EXERCISE OBJECTIVE: Looking at the material below, count the lines that contain "name" and answer with the count only.

INFORMATION:
◇ ◇ ◇ ◇ ◇
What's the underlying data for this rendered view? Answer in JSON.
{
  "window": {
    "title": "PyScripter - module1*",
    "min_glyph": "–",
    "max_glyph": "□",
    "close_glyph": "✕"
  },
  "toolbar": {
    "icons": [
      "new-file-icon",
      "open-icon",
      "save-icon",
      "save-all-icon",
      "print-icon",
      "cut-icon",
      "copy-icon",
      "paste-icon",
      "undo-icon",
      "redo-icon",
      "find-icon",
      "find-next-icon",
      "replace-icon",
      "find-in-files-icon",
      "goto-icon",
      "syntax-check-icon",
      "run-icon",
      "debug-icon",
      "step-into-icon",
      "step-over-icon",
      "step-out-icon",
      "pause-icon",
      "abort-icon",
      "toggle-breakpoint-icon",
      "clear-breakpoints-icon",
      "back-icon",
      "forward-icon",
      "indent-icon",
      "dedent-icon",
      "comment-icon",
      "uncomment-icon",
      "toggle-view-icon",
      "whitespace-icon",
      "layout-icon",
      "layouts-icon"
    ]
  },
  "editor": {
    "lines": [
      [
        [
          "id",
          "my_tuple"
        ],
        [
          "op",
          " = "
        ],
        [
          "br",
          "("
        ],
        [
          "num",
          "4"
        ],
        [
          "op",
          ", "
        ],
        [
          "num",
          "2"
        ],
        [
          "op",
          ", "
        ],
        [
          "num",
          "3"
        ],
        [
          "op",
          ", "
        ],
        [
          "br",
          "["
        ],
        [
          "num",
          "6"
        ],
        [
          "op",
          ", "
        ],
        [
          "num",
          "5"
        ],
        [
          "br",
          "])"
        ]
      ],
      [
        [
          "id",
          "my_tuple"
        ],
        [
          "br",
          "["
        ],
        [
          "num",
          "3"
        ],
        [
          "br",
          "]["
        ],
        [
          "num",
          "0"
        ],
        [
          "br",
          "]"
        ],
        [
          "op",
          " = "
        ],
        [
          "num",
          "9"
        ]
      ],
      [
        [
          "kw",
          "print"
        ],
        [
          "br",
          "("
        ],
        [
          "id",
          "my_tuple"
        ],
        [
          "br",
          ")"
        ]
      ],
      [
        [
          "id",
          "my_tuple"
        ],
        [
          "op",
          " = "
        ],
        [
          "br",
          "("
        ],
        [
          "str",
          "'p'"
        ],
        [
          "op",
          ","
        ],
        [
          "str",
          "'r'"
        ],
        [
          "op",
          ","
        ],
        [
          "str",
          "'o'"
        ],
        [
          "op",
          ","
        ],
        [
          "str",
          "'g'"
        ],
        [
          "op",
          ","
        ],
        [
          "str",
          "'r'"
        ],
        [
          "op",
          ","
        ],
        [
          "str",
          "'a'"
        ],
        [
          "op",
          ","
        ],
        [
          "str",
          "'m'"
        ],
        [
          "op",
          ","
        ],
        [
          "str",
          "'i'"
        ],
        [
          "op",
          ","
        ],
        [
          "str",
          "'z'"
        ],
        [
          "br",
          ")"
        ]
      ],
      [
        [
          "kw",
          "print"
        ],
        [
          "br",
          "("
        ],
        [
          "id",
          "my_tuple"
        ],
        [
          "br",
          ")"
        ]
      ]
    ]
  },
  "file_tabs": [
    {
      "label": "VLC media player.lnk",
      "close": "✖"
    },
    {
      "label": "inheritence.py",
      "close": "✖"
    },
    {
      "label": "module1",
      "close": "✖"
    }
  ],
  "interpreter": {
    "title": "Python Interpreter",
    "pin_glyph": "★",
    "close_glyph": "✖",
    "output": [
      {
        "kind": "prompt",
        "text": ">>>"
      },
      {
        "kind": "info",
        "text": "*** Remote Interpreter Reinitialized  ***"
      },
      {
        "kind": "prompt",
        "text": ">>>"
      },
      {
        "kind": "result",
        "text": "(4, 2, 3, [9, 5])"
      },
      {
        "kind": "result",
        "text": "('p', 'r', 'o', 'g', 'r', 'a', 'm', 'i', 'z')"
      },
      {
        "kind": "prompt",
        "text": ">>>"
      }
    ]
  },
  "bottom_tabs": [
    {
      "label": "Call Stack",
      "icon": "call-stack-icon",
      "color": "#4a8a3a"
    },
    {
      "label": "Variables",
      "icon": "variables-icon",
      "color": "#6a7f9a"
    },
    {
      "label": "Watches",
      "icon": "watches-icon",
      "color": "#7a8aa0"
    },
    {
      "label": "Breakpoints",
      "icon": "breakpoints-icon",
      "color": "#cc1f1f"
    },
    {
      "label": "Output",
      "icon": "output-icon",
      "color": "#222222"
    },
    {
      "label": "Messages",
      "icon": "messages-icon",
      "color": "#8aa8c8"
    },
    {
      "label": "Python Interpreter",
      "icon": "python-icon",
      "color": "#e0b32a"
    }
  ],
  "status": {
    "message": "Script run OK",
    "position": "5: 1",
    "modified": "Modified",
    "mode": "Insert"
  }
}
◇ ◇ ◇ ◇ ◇
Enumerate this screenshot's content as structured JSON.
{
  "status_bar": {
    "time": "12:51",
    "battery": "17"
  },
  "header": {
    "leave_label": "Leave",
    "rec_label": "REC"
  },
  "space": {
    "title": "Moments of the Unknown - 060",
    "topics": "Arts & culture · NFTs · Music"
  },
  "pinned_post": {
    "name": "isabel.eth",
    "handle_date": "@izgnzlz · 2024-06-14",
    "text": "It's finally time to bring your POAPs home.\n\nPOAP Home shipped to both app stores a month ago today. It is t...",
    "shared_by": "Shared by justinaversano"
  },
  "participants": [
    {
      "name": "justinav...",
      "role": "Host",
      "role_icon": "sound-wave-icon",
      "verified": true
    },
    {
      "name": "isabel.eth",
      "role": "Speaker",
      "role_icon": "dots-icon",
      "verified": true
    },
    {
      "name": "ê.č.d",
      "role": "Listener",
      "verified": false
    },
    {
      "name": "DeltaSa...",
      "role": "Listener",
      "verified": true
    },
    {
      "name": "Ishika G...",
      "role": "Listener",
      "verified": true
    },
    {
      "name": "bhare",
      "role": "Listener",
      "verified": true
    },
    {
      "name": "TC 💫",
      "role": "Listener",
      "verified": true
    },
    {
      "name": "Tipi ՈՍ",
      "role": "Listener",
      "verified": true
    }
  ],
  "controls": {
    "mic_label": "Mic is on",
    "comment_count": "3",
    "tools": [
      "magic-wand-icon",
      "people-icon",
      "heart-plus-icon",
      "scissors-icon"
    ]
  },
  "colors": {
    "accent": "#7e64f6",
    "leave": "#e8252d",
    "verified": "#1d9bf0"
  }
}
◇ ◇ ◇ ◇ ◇
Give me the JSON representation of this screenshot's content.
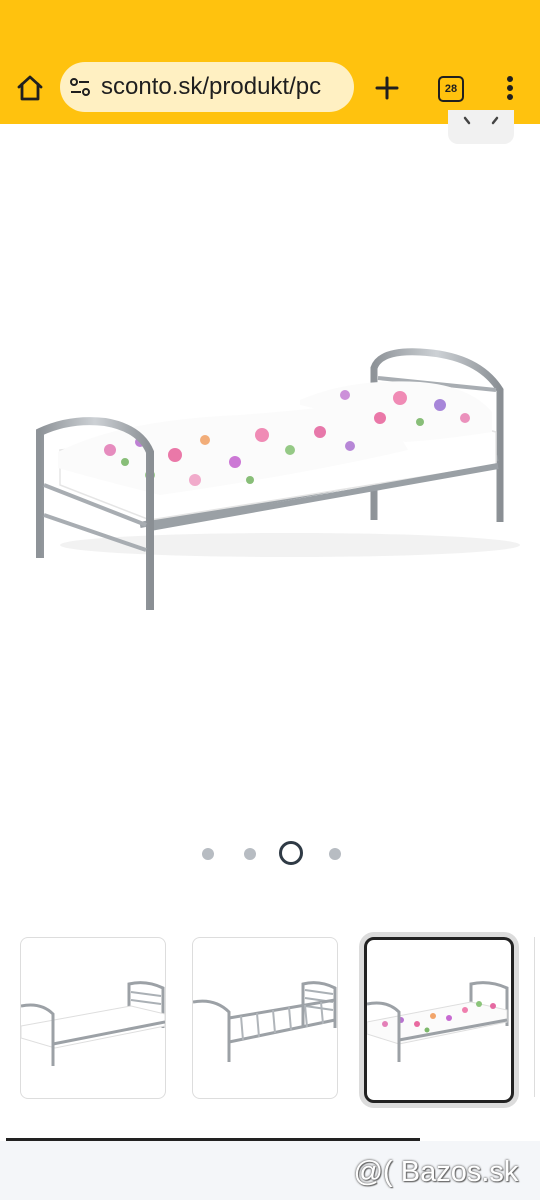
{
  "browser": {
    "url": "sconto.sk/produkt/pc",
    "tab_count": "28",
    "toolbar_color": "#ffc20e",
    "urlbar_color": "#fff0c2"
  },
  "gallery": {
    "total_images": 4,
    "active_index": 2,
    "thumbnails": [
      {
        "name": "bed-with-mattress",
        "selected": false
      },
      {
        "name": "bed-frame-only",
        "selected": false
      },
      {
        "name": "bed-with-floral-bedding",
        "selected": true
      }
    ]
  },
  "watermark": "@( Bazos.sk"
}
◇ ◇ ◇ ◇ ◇
SOLUTION: 12